## Task instructions
Examine each line of the data, and copy the ones containing "Breaks".
*** Exercise data Section Begins ***
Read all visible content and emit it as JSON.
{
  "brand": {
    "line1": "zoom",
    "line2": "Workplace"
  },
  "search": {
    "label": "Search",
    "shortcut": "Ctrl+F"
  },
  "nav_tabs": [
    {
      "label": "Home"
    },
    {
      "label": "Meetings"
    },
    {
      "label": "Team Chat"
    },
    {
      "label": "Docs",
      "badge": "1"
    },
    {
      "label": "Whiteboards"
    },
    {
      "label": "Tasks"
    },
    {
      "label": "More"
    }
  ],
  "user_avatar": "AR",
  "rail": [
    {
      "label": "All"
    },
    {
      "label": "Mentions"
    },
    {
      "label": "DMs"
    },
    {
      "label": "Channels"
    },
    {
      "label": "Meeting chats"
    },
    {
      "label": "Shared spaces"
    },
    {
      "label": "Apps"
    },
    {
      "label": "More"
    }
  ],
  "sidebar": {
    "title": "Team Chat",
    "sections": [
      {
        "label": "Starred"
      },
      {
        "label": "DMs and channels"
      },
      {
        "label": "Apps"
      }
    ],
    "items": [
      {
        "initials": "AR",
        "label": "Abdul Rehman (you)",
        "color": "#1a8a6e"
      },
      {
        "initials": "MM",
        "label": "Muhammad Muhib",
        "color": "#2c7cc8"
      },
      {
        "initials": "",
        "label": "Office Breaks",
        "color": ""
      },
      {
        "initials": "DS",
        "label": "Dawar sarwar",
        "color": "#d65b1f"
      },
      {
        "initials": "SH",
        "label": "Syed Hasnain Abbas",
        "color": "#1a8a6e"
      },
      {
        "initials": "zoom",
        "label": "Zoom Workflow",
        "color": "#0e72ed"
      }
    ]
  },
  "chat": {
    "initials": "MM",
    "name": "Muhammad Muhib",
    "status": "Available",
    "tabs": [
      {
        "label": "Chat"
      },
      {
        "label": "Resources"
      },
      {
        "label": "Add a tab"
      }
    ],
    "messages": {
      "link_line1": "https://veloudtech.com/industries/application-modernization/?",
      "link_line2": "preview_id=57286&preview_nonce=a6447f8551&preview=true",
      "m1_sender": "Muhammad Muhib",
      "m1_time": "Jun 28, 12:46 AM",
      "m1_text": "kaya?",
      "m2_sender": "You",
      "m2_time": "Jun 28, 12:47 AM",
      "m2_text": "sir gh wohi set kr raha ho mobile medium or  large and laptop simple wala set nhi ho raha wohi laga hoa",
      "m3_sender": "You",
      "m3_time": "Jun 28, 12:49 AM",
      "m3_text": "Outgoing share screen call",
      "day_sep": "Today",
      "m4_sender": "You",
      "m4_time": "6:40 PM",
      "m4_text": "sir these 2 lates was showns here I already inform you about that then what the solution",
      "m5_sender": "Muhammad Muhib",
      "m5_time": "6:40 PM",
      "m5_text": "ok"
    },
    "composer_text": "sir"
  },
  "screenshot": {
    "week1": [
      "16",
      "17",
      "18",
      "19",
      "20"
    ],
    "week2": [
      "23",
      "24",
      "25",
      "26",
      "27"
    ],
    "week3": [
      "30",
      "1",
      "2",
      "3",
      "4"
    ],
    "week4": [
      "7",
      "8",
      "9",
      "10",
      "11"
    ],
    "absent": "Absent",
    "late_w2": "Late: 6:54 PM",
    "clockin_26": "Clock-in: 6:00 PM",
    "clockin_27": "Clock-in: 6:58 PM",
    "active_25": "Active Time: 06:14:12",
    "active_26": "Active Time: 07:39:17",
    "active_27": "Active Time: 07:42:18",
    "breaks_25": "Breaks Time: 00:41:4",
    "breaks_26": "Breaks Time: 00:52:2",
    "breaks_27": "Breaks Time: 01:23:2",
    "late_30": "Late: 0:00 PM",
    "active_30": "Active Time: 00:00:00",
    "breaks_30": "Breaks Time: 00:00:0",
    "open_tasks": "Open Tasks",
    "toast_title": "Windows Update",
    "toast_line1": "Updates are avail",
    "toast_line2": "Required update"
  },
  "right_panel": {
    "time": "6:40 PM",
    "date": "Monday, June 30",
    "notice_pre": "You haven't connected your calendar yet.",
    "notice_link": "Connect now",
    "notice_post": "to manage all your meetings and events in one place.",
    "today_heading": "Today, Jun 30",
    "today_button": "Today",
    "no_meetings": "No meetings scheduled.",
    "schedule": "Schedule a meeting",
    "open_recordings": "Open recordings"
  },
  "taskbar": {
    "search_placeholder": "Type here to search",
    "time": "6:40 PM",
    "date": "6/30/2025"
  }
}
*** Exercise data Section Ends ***
## The completed task
        "label": "Office Breaks",
    "breaks_25": "Breaks Time: 00:41:4",
    "breaks_26": "Breaks Time: 00:52:2",
    "breaks_27": "Breaks Time: 01:23:2",
    "breaks_30": "Breaks Time: 00:00:0",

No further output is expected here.